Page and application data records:
------------------------
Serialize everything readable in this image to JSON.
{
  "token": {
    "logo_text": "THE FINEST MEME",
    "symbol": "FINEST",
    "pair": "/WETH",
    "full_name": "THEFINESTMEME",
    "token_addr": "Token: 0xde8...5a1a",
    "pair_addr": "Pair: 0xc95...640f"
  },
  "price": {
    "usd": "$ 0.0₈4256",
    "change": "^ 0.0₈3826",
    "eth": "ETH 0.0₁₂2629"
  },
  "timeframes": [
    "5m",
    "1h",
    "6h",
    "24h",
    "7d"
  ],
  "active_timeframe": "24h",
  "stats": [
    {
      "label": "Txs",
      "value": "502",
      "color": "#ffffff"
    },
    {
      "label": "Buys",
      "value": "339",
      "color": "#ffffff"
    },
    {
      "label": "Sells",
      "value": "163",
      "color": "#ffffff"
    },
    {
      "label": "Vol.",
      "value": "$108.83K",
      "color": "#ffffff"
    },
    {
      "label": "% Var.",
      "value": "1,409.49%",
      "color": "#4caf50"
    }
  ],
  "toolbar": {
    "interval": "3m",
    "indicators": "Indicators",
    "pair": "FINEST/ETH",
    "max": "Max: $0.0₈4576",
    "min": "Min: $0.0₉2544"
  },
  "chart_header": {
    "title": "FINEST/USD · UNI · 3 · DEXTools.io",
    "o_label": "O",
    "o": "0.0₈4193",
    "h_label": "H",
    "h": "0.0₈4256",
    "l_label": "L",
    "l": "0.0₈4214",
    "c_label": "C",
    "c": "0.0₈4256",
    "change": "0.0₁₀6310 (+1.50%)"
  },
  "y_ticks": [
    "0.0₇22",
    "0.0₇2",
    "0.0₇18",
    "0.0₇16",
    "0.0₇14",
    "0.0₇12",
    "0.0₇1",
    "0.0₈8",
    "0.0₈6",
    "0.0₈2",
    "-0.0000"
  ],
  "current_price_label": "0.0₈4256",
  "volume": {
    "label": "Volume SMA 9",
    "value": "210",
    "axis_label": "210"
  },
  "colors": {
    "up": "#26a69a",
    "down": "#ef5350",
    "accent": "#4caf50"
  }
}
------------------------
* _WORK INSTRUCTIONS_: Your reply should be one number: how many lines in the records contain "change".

* _COMPLETED EXERCISE_: 2